But I DID manage to slog through that movie, and I have to say that I think Kenny is off base and the column he links to is accurate. "Singin' in the Rain" treats silent film with an attitude that can only be described as contempt. That's another reason I didn't like it, other than the whole, you know, musical that made me pray for the death of Donald O'Connor angle. That said, Kenny IS right about "Singin' in the Rain" and "The Artist" essentially having nothing to do with each other.

Glenn Kenny

For some reason right now I'm imagining Karina Longworth sighing "With friends like these..."

I know. Not fair.


William Everson calls it "simplistic satirization" in his book "American Silent Film", and he liked the movie.

Glenn Kenny

Not for anything (and I'll likely be made to regret it), but to paraphrase Lloyd Bentsen, I knew William K. Everson, I worked with William K. Everson, etc. ...

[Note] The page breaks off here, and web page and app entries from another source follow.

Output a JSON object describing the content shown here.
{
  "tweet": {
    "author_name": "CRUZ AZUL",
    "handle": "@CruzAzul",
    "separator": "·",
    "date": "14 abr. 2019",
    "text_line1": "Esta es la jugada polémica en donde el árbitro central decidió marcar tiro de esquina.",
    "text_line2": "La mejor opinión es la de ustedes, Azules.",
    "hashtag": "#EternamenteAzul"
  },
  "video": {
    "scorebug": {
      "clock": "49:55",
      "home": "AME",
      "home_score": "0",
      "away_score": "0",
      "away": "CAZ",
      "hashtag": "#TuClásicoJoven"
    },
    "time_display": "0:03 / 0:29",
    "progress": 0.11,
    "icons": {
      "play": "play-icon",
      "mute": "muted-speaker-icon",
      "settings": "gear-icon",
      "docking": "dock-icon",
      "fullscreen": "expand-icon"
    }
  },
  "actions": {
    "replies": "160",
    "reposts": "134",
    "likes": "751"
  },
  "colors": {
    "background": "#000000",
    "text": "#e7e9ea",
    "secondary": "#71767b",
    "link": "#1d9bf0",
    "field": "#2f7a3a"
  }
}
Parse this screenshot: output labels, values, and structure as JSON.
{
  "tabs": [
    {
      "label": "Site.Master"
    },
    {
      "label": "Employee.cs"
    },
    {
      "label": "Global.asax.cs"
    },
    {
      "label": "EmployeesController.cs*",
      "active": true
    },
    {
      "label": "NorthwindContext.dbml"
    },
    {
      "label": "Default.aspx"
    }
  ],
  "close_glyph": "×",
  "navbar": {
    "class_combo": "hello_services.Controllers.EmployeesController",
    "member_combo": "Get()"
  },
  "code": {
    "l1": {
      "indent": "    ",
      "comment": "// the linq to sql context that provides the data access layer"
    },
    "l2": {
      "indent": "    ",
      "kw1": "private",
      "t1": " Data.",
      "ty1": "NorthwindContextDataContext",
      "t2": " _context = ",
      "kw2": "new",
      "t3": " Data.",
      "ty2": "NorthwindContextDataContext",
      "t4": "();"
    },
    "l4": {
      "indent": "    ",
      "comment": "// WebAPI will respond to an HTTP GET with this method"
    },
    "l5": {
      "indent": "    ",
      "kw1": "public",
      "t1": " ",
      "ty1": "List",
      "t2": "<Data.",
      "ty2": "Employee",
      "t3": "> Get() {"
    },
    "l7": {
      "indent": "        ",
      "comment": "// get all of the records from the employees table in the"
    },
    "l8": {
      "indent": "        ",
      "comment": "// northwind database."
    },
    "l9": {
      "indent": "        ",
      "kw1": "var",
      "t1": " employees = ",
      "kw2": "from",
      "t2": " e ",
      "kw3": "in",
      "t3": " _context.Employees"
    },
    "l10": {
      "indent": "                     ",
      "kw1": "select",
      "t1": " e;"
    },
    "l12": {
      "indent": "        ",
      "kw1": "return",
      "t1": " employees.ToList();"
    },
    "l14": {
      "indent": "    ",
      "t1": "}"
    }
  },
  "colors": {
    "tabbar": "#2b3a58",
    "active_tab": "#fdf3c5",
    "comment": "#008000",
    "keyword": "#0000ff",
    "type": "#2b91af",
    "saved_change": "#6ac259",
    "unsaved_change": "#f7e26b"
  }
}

The "importance" of THE ARTIST is really lessened for me in seeing its similarities to the OSS 117 films that Hazanavicius and Dujardin previously collaborated on. I really do think it's just a reverance for the period setting and subject that makes people think it's some sort of greater piece of work than it is. The critical difference seems to be in how one identifies with the pastiche. I see it as more gimmicky than apt homage. Even Scott King's TREASURE ISLAND or THE LOST SKELETON OF CADAVRA have a kind of depth or subtext to them that has something to say about what it is showing (whether you think it does it well or not). Maybe THE ARTIST isn't trying to be post-modern like that, but I don't see how it couldn't be...

Josh Z

Wait a second. The "importance" of The Artist? Why does this movie (or any movie, really) have to be IMPORTANT? I think some of you seem to have missed the fact that this is a comedy.

[Insert snide joke about not finding the movie funny here.]

"[P]eople think it's some sort of greater piece of work than it is."

Some of us just enjoyed the movie, and didn't trouble ourselves with worry over what an important piece of work it's supposed to be.

With all the publicity about this being the first silent film likely to win a Best Picture Oscar since Wings, what's been overlooked is that comedies winning that award are almost as rare. What was the last comedy to win Best Picture? Annie Hall?

Gordon Cameron

>Maybe it's because I hate musicals.

Yep, that'll put a dent in the experience.


I don't like SINGIN' IN THE RAIN much, but I do love THE BAND WAGON, which to me is the masterpiece people have mistaken SINGIN' for. To quote Joe McElhaney:

Repeat viewings of Singin’ in the Rain merely confirm its initial pleasures. Repeat viewings of The Band Wagon bring forth a work of an increasingly apparent formal, thematic and emotional richness which the Kelly/Donen film never approaches.

Tom Block

Thank goodness we don't actually have to choose between them.


We don't, but I don't think that the one is anywhere close to the other, and the two are related films.

The Fanciful Norwegian

A "60th anniversary restoration" of SINGIN' IN THE RAIN is premiering in April at the TCM Classic Film Festival. The DVD master, though good by 2001 standards, was done digitally at 1080i and isn't really suitable for Blu-ray, much less a theatrical presentation. I haven't seen any details of the new master yet, so I don't know if they're actually doing a photochemical restoration or if it's just a new (4K? 8K?) transfer of existing elements (which I understand are in pretty good shape, even though the negative is lost).

The comments to this entry are closed.

Tip Jar

Tip Jar
Blog powered by Typepad